        Ross - we will apply the formula you have given to our numbers when we get them back from our accountant, this should give us some idea where we are. Thanks


        • #5
          Hey Benster Ross' point that business appraisal is purely subjective is spot on and having sold two of my own businesses in the past three weeks (with plenty more to sell) i will also add negotiations can be brutal

          further i'll add that Ross is bang on - to a degree - everything below is based on my personal experiences

          what i'd like to add is the fact that you're in retail - or so i assume - and retail sometimes follows different rules

          for example one infamous propertytalker sold several of his retail businesses for 14 x weekly sales (some of which didnt have much in the way of profit, if any at all)- this week i also sold one of my so called "non profitable" business for 40% of annual sales plus assetts - some people will buy income not profit or ROI

          i know youre asking the question from the point of view of establishing nett worth and heres a suggestion for you - ask two or three business brokers to appraise your business for you as my experience tells me that appraisals based on profit as Ross suggested often dont work out for sme's so as entrepreneurs we have to get a little more creative - talking to brokers is broadening your market research - just dont sign anything lol

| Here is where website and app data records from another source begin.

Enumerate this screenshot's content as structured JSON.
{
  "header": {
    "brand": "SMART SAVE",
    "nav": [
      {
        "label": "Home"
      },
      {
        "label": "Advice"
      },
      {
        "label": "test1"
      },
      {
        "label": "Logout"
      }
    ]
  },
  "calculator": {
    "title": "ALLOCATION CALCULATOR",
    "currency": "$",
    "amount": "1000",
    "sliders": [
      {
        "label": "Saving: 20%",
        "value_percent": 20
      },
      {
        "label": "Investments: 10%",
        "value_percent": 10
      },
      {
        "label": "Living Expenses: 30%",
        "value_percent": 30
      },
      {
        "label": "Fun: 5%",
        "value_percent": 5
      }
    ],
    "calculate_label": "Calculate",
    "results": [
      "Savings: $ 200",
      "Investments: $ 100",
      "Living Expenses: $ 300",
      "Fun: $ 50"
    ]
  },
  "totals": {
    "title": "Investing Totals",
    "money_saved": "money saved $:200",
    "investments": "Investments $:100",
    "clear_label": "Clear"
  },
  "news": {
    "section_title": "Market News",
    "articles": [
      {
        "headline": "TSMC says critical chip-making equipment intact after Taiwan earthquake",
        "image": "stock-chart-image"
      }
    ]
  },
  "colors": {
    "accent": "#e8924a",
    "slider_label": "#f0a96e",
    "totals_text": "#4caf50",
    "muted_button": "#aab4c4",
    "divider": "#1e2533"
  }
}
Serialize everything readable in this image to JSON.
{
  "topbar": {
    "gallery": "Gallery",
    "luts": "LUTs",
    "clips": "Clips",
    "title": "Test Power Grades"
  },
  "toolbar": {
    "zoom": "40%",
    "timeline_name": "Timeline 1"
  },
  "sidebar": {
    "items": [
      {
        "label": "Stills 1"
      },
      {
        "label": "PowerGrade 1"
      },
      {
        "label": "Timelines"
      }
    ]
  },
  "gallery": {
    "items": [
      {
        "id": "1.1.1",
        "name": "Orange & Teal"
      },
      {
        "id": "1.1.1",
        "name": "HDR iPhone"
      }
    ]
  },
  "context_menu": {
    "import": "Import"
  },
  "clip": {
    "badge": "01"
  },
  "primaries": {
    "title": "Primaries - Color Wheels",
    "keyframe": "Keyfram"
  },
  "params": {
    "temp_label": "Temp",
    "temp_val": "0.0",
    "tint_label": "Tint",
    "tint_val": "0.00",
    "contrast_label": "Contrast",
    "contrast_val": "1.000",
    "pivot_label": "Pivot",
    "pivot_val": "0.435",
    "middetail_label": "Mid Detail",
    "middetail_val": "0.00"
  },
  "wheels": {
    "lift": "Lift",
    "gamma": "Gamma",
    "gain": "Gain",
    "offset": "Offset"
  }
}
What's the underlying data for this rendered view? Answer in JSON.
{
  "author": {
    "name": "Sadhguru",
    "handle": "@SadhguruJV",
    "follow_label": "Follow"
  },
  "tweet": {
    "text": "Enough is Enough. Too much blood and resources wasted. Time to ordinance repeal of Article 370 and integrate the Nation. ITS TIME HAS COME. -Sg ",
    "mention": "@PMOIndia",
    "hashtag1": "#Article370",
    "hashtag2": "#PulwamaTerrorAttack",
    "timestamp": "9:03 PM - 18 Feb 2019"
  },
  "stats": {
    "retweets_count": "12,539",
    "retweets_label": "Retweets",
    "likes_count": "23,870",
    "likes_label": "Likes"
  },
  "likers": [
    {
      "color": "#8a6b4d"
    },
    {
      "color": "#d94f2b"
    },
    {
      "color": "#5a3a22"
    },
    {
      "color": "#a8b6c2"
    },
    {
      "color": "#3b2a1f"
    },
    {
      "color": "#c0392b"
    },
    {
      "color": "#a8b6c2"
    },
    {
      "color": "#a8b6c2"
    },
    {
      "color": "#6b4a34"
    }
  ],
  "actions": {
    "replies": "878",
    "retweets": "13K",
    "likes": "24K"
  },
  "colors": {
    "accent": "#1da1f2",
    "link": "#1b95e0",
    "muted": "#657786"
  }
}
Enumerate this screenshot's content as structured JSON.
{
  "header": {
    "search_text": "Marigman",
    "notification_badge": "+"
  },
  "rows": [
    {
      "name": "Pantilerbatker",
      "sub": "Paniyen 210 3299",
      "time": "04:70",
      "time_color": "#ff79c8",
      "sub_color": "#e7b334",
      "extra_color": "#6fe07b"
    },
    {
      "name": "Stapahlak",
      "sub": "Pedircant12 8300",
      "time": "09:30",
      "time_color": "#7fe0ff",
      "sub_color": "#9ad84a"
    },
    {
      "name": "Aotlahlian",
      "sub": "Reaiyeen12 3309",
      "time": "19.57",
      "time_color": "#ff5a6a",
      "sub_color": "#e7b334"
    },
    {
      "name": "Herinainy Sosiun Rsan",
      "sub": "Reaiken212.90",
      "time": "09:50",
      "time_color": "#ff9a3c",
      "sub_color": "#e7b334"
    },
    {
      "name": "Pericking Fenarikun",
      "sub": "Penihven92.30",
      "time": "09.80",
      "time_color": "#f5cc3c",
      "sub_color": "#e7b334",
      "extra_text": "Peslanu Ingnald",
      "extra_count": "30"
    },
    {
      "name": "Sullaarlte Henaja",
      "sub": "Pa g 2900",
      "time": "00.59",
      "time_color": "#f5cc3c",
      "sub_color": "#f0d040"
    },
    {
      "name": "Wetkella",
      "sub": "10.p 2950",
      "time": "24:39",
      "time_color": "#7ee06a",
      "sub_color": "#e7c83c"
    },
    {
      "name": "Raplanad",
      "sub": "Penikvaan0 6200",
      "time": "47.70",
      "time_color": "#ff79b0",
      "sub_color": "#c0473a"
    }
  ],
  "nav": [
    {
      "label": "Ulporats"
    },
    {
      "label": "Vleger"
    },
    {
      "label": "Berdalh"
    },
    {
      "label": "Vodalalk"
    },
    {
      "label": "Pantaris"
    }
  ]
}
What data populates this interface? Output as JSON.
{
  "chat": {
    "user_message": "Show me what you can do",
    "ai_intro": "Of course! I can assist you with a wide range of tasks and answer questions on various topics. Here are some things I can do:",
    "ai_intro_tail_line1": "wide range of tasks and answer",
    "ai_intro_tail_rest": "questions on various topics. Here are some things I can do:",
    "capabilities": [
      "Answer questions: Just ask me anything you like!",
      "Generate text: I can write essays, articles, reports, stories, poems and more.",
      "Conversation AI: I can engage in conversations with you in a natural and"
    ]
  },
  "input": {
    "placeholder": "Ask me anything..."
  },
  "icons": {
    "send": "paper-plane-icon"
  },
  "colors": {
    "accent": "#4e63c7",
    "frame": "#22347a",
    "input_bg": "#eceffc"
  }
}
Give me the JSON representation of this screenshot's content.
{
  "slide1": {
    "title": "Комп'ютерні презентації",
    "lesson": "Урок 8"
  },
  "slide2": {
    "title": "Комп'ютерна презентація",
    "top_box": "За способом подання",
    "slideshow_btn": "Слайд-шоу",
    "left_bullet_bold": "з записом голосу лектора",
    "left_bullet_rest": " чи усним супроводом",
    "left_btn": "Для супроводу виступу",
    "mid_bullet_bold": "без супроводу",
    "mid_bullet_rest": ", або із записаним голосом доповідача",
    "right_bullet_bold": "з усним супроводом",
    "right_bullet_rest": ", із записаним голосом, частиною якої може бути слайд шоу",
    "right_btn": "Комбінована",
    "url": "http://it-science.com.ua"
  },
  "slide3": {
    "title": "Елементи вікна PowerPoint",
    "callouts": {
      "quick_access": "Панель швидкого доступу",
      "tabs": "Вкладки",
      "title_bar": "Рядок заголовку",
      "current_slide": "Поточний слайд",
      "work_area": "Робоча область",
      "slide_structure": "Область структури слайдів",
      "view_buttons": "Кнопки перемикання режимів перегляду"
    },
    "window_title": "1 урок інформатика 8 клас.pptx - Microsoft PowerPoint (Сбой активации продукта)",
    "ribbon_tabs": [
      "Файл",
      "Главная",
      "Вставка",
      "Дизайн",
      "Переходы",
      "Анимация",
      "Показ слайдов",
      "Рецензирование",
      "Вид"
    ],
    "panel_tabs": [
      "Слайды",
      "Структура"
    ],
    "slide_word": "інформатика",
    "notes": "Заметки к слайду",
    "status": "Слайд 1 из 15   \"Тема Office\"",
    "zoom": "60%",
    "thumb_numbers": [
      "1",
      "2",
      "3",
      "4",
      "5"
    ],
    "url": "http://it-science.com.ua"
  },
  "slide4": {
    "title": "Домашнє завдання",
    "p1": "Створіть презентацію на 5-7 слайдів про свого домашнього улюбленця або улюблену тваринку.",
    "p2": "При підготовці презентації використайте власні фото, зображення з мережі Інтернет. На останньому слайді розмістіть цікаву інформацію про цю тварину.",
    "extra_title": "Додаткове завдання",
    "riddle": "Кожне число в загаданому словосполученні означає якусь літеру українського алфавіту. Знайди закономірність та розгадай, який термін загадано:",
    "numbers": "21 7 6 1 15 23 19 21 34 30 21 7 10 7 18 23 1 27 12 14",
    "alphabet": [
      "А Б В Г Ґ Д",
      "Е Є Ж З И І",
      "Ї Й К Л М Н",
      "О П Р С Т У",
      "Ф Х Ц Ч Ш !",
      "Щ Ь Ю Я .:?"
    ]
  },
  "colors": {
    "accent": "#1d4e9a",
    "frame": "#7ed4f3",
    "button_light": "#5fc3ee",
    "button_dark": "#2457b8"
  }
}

          as for your other question - mentoring - in some minor cases i'd say over rated - hows that coming from someone who personally mentors a select group of business clients in addition to running my other businesses - in order to get benefit from mentoring you have to want to learn, find someone you trust and in my view you should also be a little scared of this person as there will be times they need to use a bit of fear to motivate you (people move away from pain faster than moving toward pleasure)

          In short - mentoring can have a major and rewarding effect on your future - so go for it

          Good luck


          • #6
            Thanks Matt
            What metohds have your found worthwhile to advertise selling businesses currently?

            I did not realise RHF has sold his retail businesses.

            Did the business have a actual premises or assets?
            I have had many in the same catagory.
            The resell market had ground to a halt in this market catagory and they are not moving for much value at present.
            Last edited by whitt; 01-08-2009, 01:08 PM.


            • #7
              Hi Whitt
              The other propertytalker in my example has franchised and sold some of their retail stores while retaining rights and royalties - smart and rewarding although not easy and it takes a special type of person to see this strategy through to success

              Personally I'm finding trademe to be the best piece of advertising real estate at present under businesses for sale however another friend is trialing job vacancies with his business for sale listings and is getting a lot of hits – there is a high number of job seekers in the current market who are often attracted to the idea of owning a business – smart move to market direct to job seekers in my opinion

              I also advertise in the daily paper on Wednesdays only (Saturdays are also very effective but I don’t like taking calls in the weekend if I can help it) I don’t use brokers to sell businesses but they are handy for research purposes as is the internet and mystery shopping

              I beg to differ on your comment that resale grinding to a halt and not moving for much value

              Our business has a policy of "researching like no other" this is keeping us ahead of the pack sales wise and the profit for us is as always based on acquisition cost verses sale price - needless to say you must buy low to make money in this game

              Benster - I hope my comments have been of value to you